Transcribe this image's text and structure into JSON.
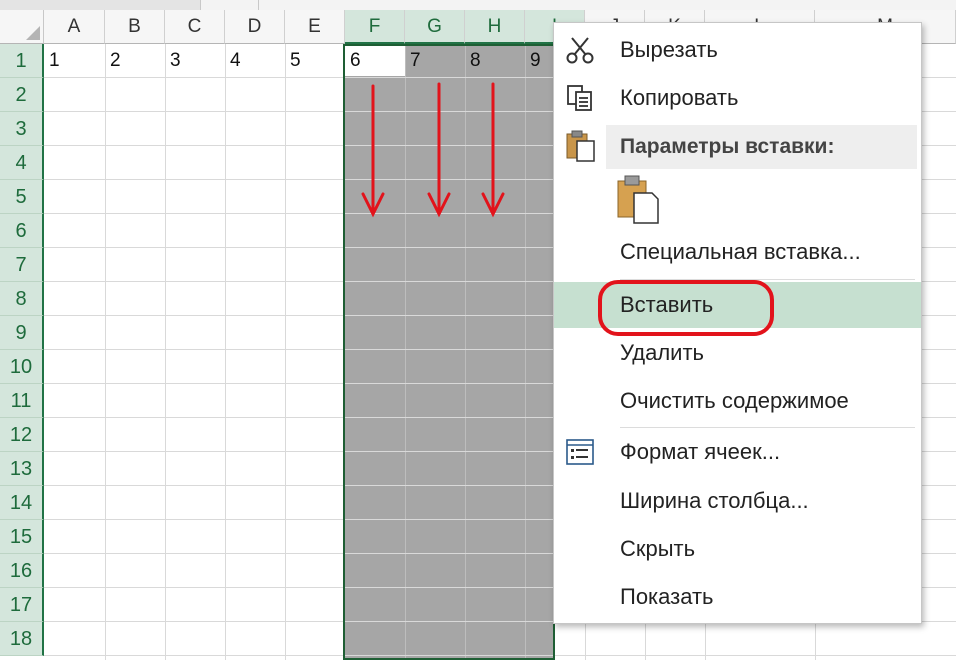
{
  "spreadsheet": {
    "column_headers": [
      "A",
      "B",
      "C",
      "D",
      "E",
      "F",
      "G",
      "H",
      "I",
      "J",
      "K",
      "L",
      "M"
    ],
    "row_headers": [
      "1",
      "2",
      "3",
      "4",
      "5",
      "6",
      "7",
      "8",
      "9",
      "10",
      "11",
      "12",
      "13",
      "14",
      "15",
      "16",
      "17",
      "18"
    ],
    "row1_values": [
      "1",
      "2",
      "3",
      "4",
      "5",
      "6",
      "7",
      "8",
      "9"
    ],
    "selected_columns": [
      "F",
      "G",
      "H",
      "I"
    ],
    "colors": {
      "selection_fill": "#a6a6a6",
      "header_selected": "#d4e6dc",
      "accent": "#217346",
      "arrow": "#e2131b"
    }
  },
  "context_menu": {
    "cut": "Вырезать",
    "copy": "Копировать",
    "paste_options": "Параметры вставки:",
    "paste_special": "Специальная вставка...",
    "insert": "Вставить",
    "delete": "Удалить",
    "clear_contents": "Очистить содержимое",
    "format_cells": "Формат ячеек...",
    "column_width": "Ширина столбца...",
    "hide": "Скрыть",
    "unhide": "Показать",
    "icons": [
      "scissors-icon",
      "copy-icon",
      "paste-clipboard-icon",
      "paste-option-icon",
      "format-cells-icon"
    ],
    "hovered_item": "Вставить"
  }
}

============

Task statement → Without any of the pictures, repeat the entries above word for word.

Your solution →
Transcribe this image's text and structure into JSON.
{
  "spreadsheet": {
    "column_headers": [
      "A",
      "B",
      "C",
      "D",
      "E",
      "F",
      "G",
      "H",
      "I",
      "J",
      "K",
      "L",
      "M"
    ],
    "row_headers": [
      "1",
      "2",
      "3",
      "4",
      "5",
      "6",
      "7",
      "8",
      "9",
      "10",
      "11",
      "12",
      "13",
      "14",
      "15",
      "16",
      "17",
      "18"
    ],
    "row1_values": [
      "1",
      "2",
      "3",
      "4",
      "5",
      "6",
      "7",
      "8",
      "9"
    ],
    "selected_columns": [
      "F",
      "G",
      "H",
      "I"
    ],
    "colors": {
      "selection_fill": "#a6a6a6",
      "header_selected": "#d4e6dc",
      "accent": "#217346",
      "arrow": "#e2131b"
    }
  },
  "context_menu": {
    "cut": "Вырезать",
    "copy": "Копировать",
    "paste_options": "Параметры вставки:",
    "paste_special": "Специальная вставка...",
    "insert": "Вставить",
    "delete": "Удалить",
    "clear_contents": "Очистить содержимое",
    "format_cells": "Формат ячеек...",
    "column_width": "Ширина столбца...",
    "hide": "Скрыть",
    "unhide": "Показать",
    "icons": [
      "scissors-icon",
      "copy-icon",
      "paste-clipboard-icon",
      "paste-option-icon",
      "format-cells-icon"
    ],
    "hovered_item": "Вставить"
  }
}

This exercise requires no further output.